James Dyson's uphill water feature has been the striking image of this year's Chelsea Flower Show. But how did he do it?
It certainly beats your common or garden water feature.
|What a shower|
A set of four glass ramps positioned in a square clearly show water travelling up each of them before it pours off the top, only to start again at the bottom of the next ramp.
It is a sight which defies logic, and has become probably the most memorable image of this year's show.
Mr Dyson says his inspiration was a drawing by the Dutch artist MC Escher (he of Gothic palaces where soldiers are eternally walking upstairs, and of patterns where birds turn into fish).
"One of these is an optical illusion that shows water going uphill and round and round the four sides of a square perpetually," he says [see Internet Links]. "I wanted to create a series of cascades that are all on the same level - an everlasting waterfall."
After much head scratching and experimentation, the effect has been achieved. Derek Phillips, the Dyson engineer who spent 12 months building the feature, told BBC News Online that his head was spinning when he was given his brief.
"James came up to me and said he wanted this idea to make water go uphill. My initial reaction was to look for Paul Daniels' phone number. But I've had to become a bit of an illusionist myself."
How is the illusion achieved?
Covering the ramp is a glass surface. Water is pumped in at the bottom, and comes out of the opening at the top. At the opening, some of the water is diverted back down the ramp, covering the glass in a thin layer of water.
Compressed air is also pumped in where the water enters - bubbles then travel up the ramp to the opening. These bubbles, combined with the thin layer of water going downhill, are what create the illusion that the surface of the ramp is not just a glass lid.

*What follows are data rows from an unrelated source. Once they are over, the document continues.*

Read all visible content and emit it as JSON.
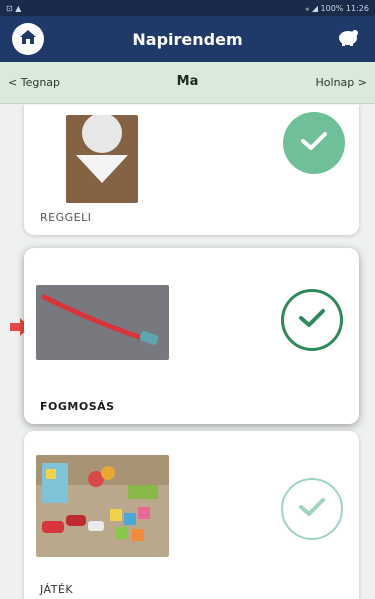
{
  "status": {
    "left": "⊡ ▲",
    "right": "⁎ ◢ 100% 11:26"
  },
  "app": {
    "title": "Napirendem"
  },
  "day_nav": {
    "prev": "< Tegnap",
    "current": "Ma",
    "next": "Holnap >"
  },
  "colors": {
    "app_bar": "#1f3a68",
    "nav_bg": "#d9eadc",
    "check_done": "#6fbf98",
    "check_active": "#2e8a5c",
    "check_pending": "#9fd5bb",
    "pointer": "#e84848"
  },
  "activities": [
    {
      "label": "REGGELI",
      "state": "done",
      "icon": "check-icon"
    },
    {
      "label": "FOGMOSÁS",
      "state": "active",
      "icon": "check-icon"
    },
    {
      "label": "JÁTÉK",
      "state": "pending",
      "icon": "check-icon"
    }
  ]
}
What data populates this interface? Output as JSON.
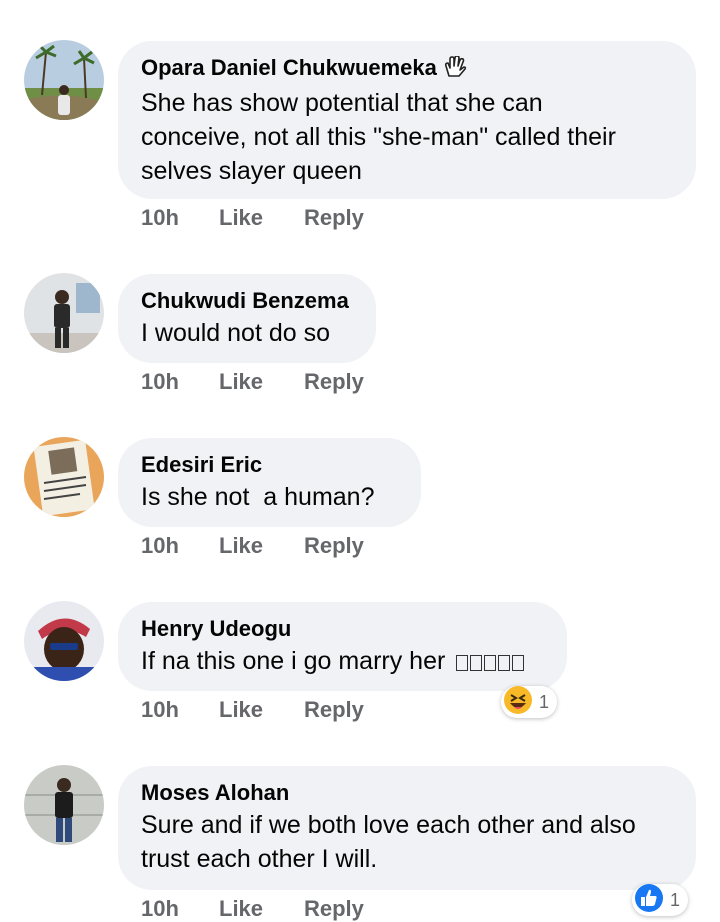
{
  "comments": [
    {
      "author": "Opara Daniel Chukwuemeka",
      "text_lines": [
        "She has show potential that she can",
        "conceive, not all this \"she-man\" called their",
        "selves slayer queen"
      ],
      "time": "10h",
      "like": "Like",
      "reply": "Reply"
    },
    {
      "author": "Chukwudi Benzema",
      "text_lines": [
        "I would not do so"
      ],
      "time": "10h",
      "like": "Like",
      "reply": "Reply"
    },
    {
      "author": "Edesiri Eric",
      "text_lines": [
        "Is she not  a human?"
      ],
      "time": "10h",
      "like": "Like",
      "reply": "Reply"
    },
    {
      "author": "Henry Udeogu",
      "text_lines": [
        "If na this one i go marry her"
      ],
      "time": "10h",
      "like": "Like",
      "reply": "Reply",
      "reaction": {
        "icon": "laughing-emoji-icon",
        "count": "1"
      }
    },
    {
      "author": "Moses Alohan",
      "text_lines": [
        "Sure and if we both love each other and also",
        "trust each other I will."
      ],
      "time": "10h",
      "like": "Like",
      "reply": "Reply",
      "reaction": {
        "icon": "like-thumb-icon",
        "count": "1"
      }
    }
  ],
  "colors": {
    "bubble": "#f0f2f5",
    "meta": "#65676b",
    "like_blue": "#1877f2"
  }
}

| I stand a discreet distance away and listen to some of their theories - there are some fantastic ideas there |
Derek Phillips, Dyson engineer
"I stand a discreet distance away and listen to some of their theories - there are some fantastic ideas there, some of them I actually wish I could make.
"One person was saying that they thought the water was actually travelling the other way - they were wondering how I was managing to get a water jet to shoot up to the top of the glass."
|No sooner has it got to the top than it starts again up the ramp|
"We could certainly make mini versions of it - or even larger versions," says Mr Phillips. "I've had a few architects coming up to me asking me about it. But I'm not telling exactly how I achieve the effect."
Before someone tries to market their own uphill water feature, they had better be warned. James Dyson - no stranger to court battles over patents - has presumably taken care of the necessary legal business.